Elementary Education Curriculum

3D Printers Available in the Idea Lab/Makerspace

MakerBot Replicator Desktop 3D Printer

The MakerBot Replicator Desktop 3D Printer provides Fifth Generation ease of use and connectivity for all your 3D printing needs. Offering the easiest and most versatile way to get from 3D model to 3D print, the MakerBot Replicator’s large build volume accelerates rapid prototyping and model making. 100-micron layer resolution accelerates the design process by enabling professional-quality, high-resolution prototypes and models to be created right at your desk. Perfect for educational use. Educates students how to think, imagine, create, craft and print in 3D, while preparing them for the jobs of the future. Note: The Makerbot Replicator only uses PLA filament.


The LulzBot TAZ 5

The LulzBot® TAZ is a versatile, high performance desktop 3D printer for industrial users that respects your freedom to create.
The two new upgrades to TAZ 5 include the LulzBot® Hexagon all metal hot end and the PEI print surface. With the all metal hot end, you can take advantage of the cutting edge market for new materials, from HIPS, PLA, and ABS, to wood-, metal-, and stone-like! The PEI print surface allows easy, low maintenance 3D printing so you don't have to worry about using tape, adhesives, or solvents to help objects stick to the print bed.

FAQ of 3D Printing

3D Printing FAQ

What is 3D printing? How does it work?

3D printing is the process of making a physical object from a digital model. It is also known as additive manufacturing because the physical model is built up one layer at a time. The 3D printer uses a process called Fused Deposition Modeling (FDM), in which a plastic filament is fed through a heated nozzle which melts the plastic. Computer-controlled motors move the nozzle around to create the shape of a layer, which hardens immediately. The object is built this way, one layer at a time, from the bottom up. 

What are some practical uses of 3D printing?

There are a multitude of practical applications for 3D printing, from educational assignments to aerospace and automotive engineering to prosthetics and other medical uses. 3D printing enables rapid prototyping of design concepts and functional, working models; it is used for low-volume, custom, or on-demand manufacturing.

What software can you use to make printable 3D models?

There are many different programs that can produce printable 3D models. Most 3D modeling software will output the filetype our machines use, the .stl file. Solid modeling CAD software is much more likely to produce a successful print than surface modeling software. A few popular options are SolidWorks, AutoCAD, Inventor, 3DS Max, Creo, Blender, Rhino 3D, Sketchup and Tinkercad.

For beginners, we recommend starting with Tinkercad. It is web-based, optimized for 3D printing, and easy to get started with. For a free account, visit Tinkercad.com.

What if I need help?

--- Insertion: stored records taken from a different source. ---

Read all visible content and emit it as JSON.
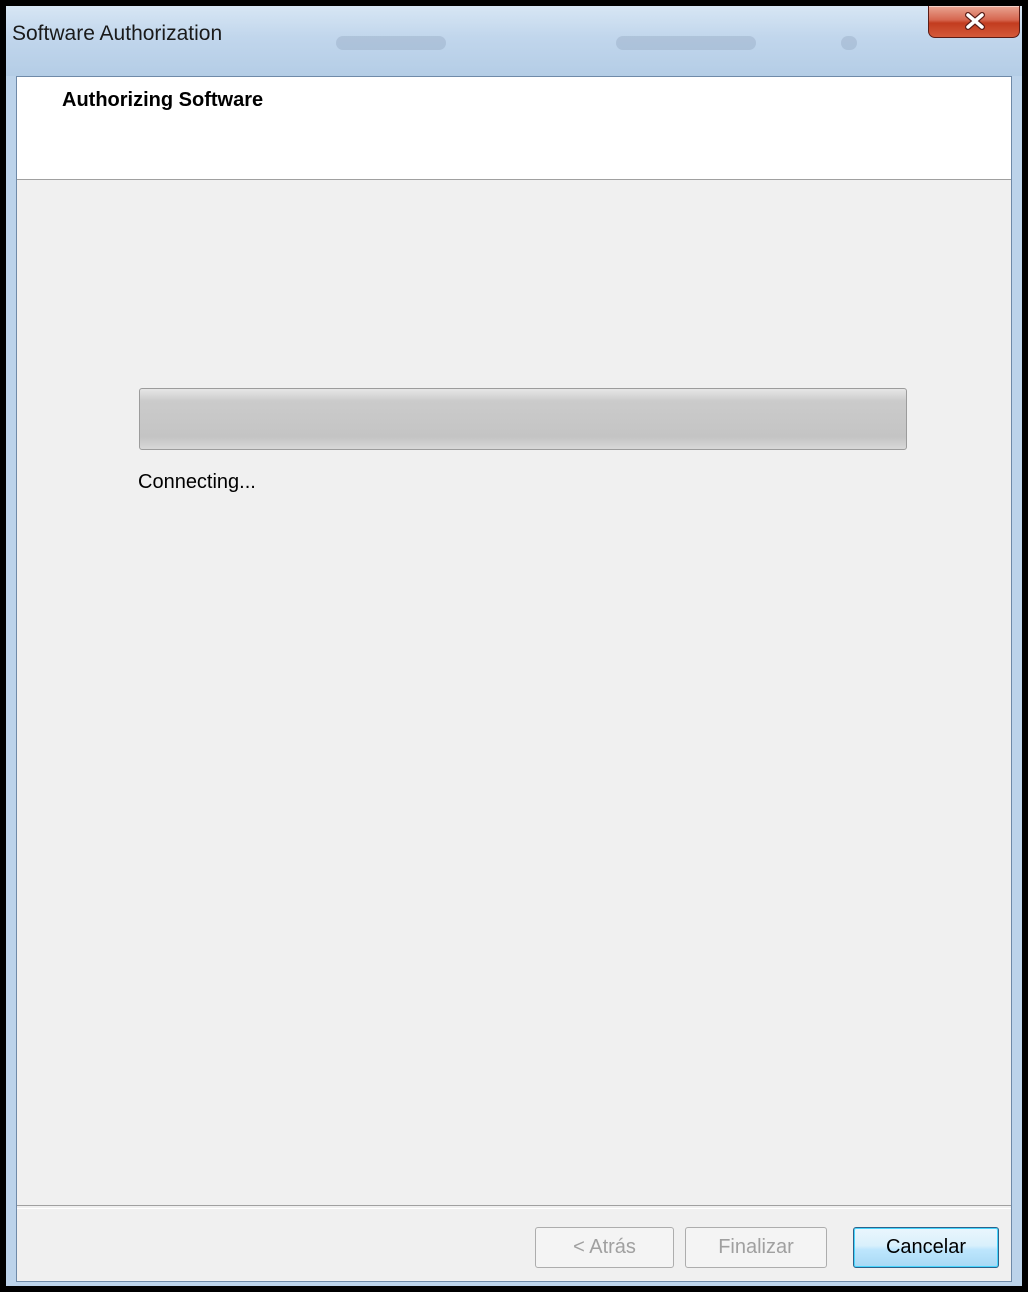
{
  "window": {
    "title": "Software Authorization"
  },
  "header": {
    "title": "Authorizing Software"
  },
  "progress": {
    "value_fraction": 0.0,
    "status_text": "Connecting..."
  },
  "buttons": {
    "back_label": "< Atrás",
    "finish_label": "Finalizar",
    "cancel_label": "Cancelar"
  },
  "icons": {
    "close": "close-icon"
  },
  "colors": {
    "accent": "#c23c1f",
    "client_bg": "#f0f0f0",
    "header_bg": "#ffffff"
  }
}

3D printing is a new resource in the CMMC.  However the library staff will work with you to help you build your model and convert it to the file that is needed to print successfully. Remember, 3D printing is an experiment.  Prints will not always turn out as you expect them to.  When you submit your print request, the librarian will contact you via email to get more information on your project and the experience you have with 3D printing.

 

Some info. from:  http://www.lib.ncsu.edu/spaces/makerspace

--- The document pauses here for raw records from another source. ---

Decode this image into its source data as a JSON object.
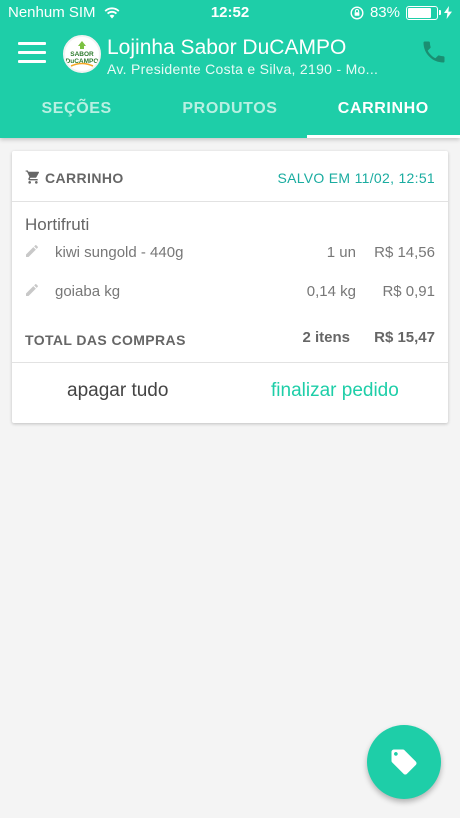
{
  "status_bar": {
    "carrier": "Nenhum SIM",
    "time": "12:52",
    "battery": "83%",
    "battery_level": 0.83
  },
  "header": {
    "store_name": "Lojinha Sabor DuCAMPO",
    "store_address": "Av. Presidente Costa e Silva, 2190 - Mo...",
    "logo_text_top": "SABOR",
    "logo_text_bottom": "DuCAMPO",
    "icons": {
      "menu": "menu-icon",
      "phone": "phone-icon"
    }
  },
  "tabs": [
    {
      "label": "SEÇÕES",
      "active": false
    },
    {
      "label": "PRODUTOS",
      "active": false
    },
    {
      "label": "CARRINHO",
      "active": true
    }
  ],
  "cart": {
    "title": "CARRINHO",
    "saved_label": "SALVO EM 11/02, 12:51",
    "section": "Hortifruti",
    "items": [
      {
        "name": "kiwi sungold - 440g",
        "qty": "1 un",
        "price": "R$ 14,56"
      },
      {
        "name": "goiaba kg",
        "qty": "0,14 kg",
        "price": "R$ 0,91"
      }
    ],
    "total_label": "TOTAL DAS COMPRAS",
    "total_count": "2 itens",
    "total_price": "R$ 15,47",
    "clear_label": "apagar tudo",
    "checkout_label": "finalizar pedido"
  },
  "colors": {
    "primary": "#1ecea8",
    "accent_text": "#1aaca0",
    "background": "#f4f4f4"
  },
  "fab": {
    "icon": "tag-icon"
  }
}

3D Modeling Software/Websites

Online Tutorials

Making Original 3D Designs with Tinkercad

Ideas

Browse these sites and find  inspiration for your own creations as well as actual models you can download and print.

 
  • 3D Content Central
  • 3D Warehouse
  • Archive3D.net
  • Bld3r
  • Blend Swap
  • GrabCAD
  • Instructables
  • NIH 3D Print Exchange
  • Yeggi
  • Youmagine

3D Printing News

Want to keep up-to-date on the latest 3D printing news?  Check out the links below:

Teaching Resources